Well, geophysically, I did say it would be nice to see more examples of seismic attenuation being used for reservoir characterization, and as a geophysicist familiar with both, I suppose I was basically volunteering. I would indeed like to bring attenuation estimation into the same sphere as elastic properties, to give that added information. It would be great to find a suitable project and partner to demonstrate Q contributions, and then continue to build on that workflow.
Carl, I have found you to be very quiet whenever I have met you at conferences or luncheons. If I were to ask you to list three qualities that would reflect Carl’s personality, what would they be?
Hauling equipment for the University of Leeds field school in Bishop Wood, North Yorkshire, 2009
Instead of “quiet”, I would select ‘reserved’ coming across as quiet. It is probably fair to say that I’m not a big fan of large gatherings where there is competition for attention. But I think that in a situation that allows for a focused conversation beyond small talk, I am anything but quiet. “Determined” is also probably on the list. I don’t accept that there isn’t a way to do something that I’ve decided needs to be done. If I have to pick a third, I will go for “adventurous”. Not in the ‘race from the North Pole to Mt. Everest on a unicycle’ sense, but I always like to explore and try new things.
We all have a driving goal or goals in life. What has it been for you all along?
“I want to try that.” From a work perspective, “that” might be a new technique that someone demonstrated, or an idea I’ve had, or someone else has proposed, while considering a problem. Outside of work, that is how I’ve found many of my favourite activities. It goes back to the comment about being adventurous – if something looks interesting, I want to try it out and follow through until it’s done, or I’ve failed miserably, or it isn’t interesting anymore.
Outside of the work that you do for a living, what other interests do you have?
I’m a big fan of playing in the mountains, which makes Calgary a rather good base for work.
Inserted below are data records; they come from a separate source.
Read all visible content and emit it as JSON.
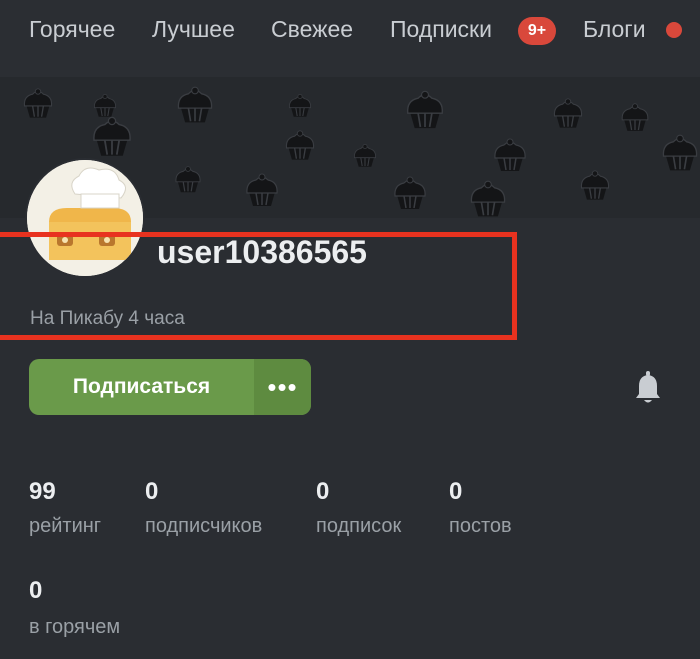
{
  "nav": {
    "items": [
      "Горячее",
      "Лучшее",
      "Свежее",
      "Подписки",
      "Блоги"
    ],
    "badge": "9+"
  },
  "profile": {
    "username": "user10386565",
    "since": "На Пикабу 4 часа"
  },
  "actions": {
    "subscribe_label": "Подписаться",
    "more_label": "•••"
  },
  "stats": [
    {
      "value": "99",
      "label": "рейтинг"
    },
    {
      "value": "0",
      "label": "подписчиков"
    },
    {
      "value": "0",
      "label": "подписок"
    },
    {
      "value": "0",
      "label": "постов"
    },
    {
      "value": "0",
      "label": "в горячем"
    }
  ],
  "colors": {
    "accent_green": "#6a9a4a",
    "badge_red": "#d9483b",
    "highlight_red": "#e8321f"
  }
}
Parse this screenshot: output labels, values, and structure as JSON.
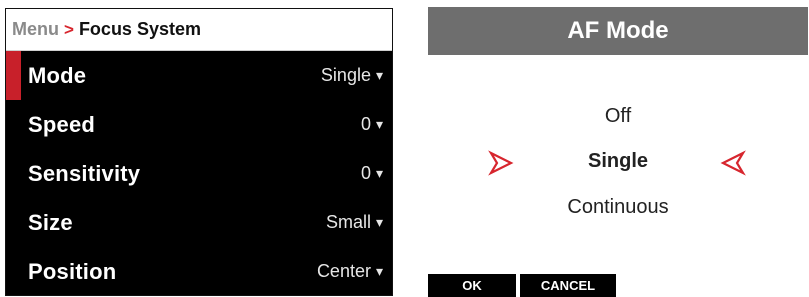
{
  "breadcrumb": {
    "menu": "Menu",
    "separator": ">",
    "current": "Focus System"
  },
  "menu_items": [
    {
      "label": "Mode",
      "value": "Single",
      "selected": true
    },
    {
      "label": "Speed",
      "value": "0",
      "selected": false
    },
    {
      "label": "Sensitivity",
      "value": "0",
      "selected": false
    },
    {
      "label": "Size",
      "value": "Small",
      "selected": false
    },
    {
      "label": "Position",
      "value": "Center",
      "selected": false
    }
  ],
  "caret_glyph": "▾",
  "dialog": {
    "title": "AF Mode",
    "options": [
      "Off",
      "Single",
      "Continuous"
    ],
    "selected": "Single",
    "softkeys": {
      "ok": "OK",
      "cancel": "CANCEL"
    }
  },
  "colors": {
    "accent_red": "#c8202a",
    "panel_bg": "#000000",
    "dialog_title_bg": "#6e6e6e"
  },
  "icons": {
    "left_selector": "triangle-right-outline-icon",
    "right_selector": "triangle-left-outline-icon"
  }
}
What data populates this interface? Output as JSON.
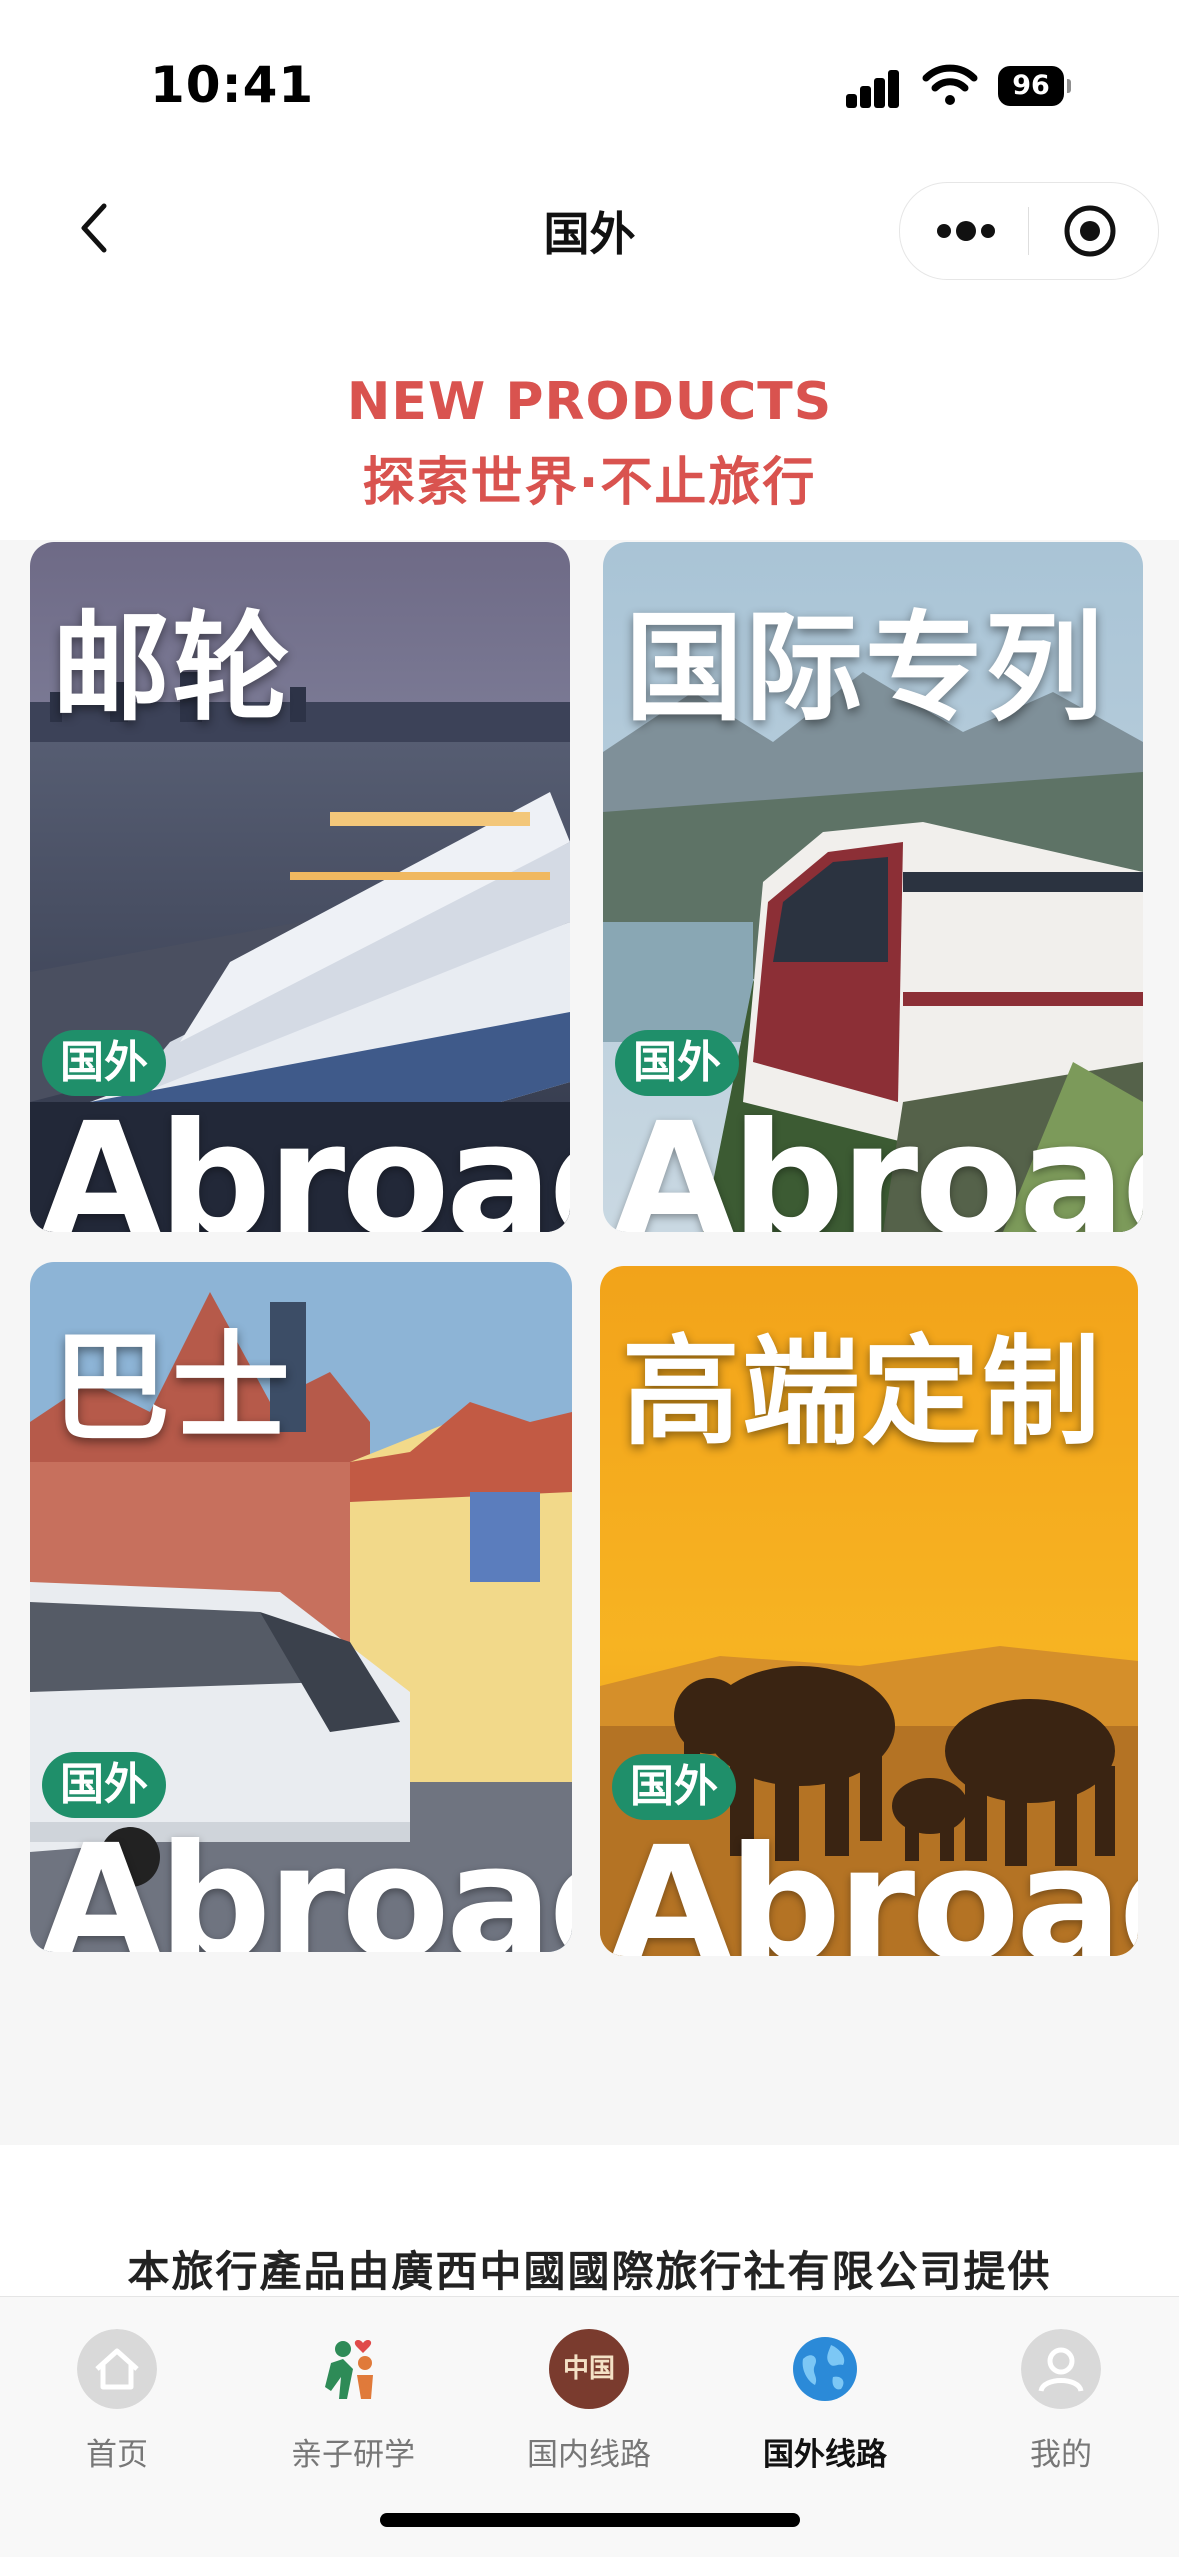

Hiking, skiing, and climbing are all on my weekend wish list, and I think we’ve successfully convinced our kids to accept those, as well. I look forward to any activities with my wife and two children, even if it doesn’t involve the mountains, and I still enjoy playing, and now coaching, basketball. At home I’ve become a bit of an amateur cartographer, building topographic maps that feed some of my other interests.
What would be your message for youngsters who have joined our industry recently?
Go to talks… even if you don’t understand anything they’re saying. Just pick out one detail, no matter how small, and try to understand its relevance. Then go to more talks. Eventually, all of the things that you didn’t understand at first start to show up again in different places. You’ll learn more and more and eventually find that you’re an expert.
I don’t like the word ‘expert’ because it implies knowing something that is out of reach for everyone else. Really, that’s not the case, it’s just about being persistent. But find some part of your job that you’re interested in and become an expert at it. Maybe it’s the software you use, or the interactions you have with companies and people, or a specific job function. Learn every aspect from co-workers, papers, help files, and then help the people you work with understand what possibilities exist. Using software as an example, I see so many features designed for a specific purpose with no one who knows what these features do, or why. Be the person who understands them and helps bring success to your team. When you have a skill set that can benefit your work and team like that, you become indispensable as a geophysicist.
And finally, what question (which I apparently may have missed out on) would you ask Carl, if you were in my place? And what would be your answer?
I can’t honestly think of anymore. I appreciate the chance to answer the ones you’ve posed, and I feel honoured to make the list of geophysicists you’ve interviewed over the years. Thank-you.